───── Data under study
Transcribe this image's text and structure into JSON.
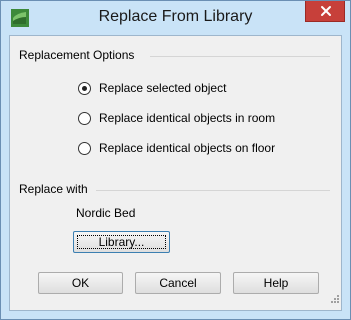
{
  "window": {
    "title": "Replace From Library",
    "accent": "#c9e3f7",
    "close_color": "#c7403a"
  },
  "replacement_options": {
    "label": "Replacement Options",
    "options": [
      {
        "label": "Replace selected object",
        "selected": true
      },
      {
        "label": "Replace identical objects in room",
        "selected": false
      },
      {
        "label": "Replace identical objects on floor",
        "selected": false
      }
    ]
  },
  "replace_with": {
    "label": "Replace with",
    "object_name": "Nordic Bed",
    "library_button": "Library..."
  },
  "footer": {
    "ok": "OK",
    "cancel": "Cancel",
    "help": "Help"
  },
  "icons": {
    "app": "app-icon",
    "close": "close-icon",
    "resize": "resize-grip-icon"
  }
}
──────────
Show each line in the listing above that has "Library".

    "title": "Replace From Library",
    "library_button": "Library..."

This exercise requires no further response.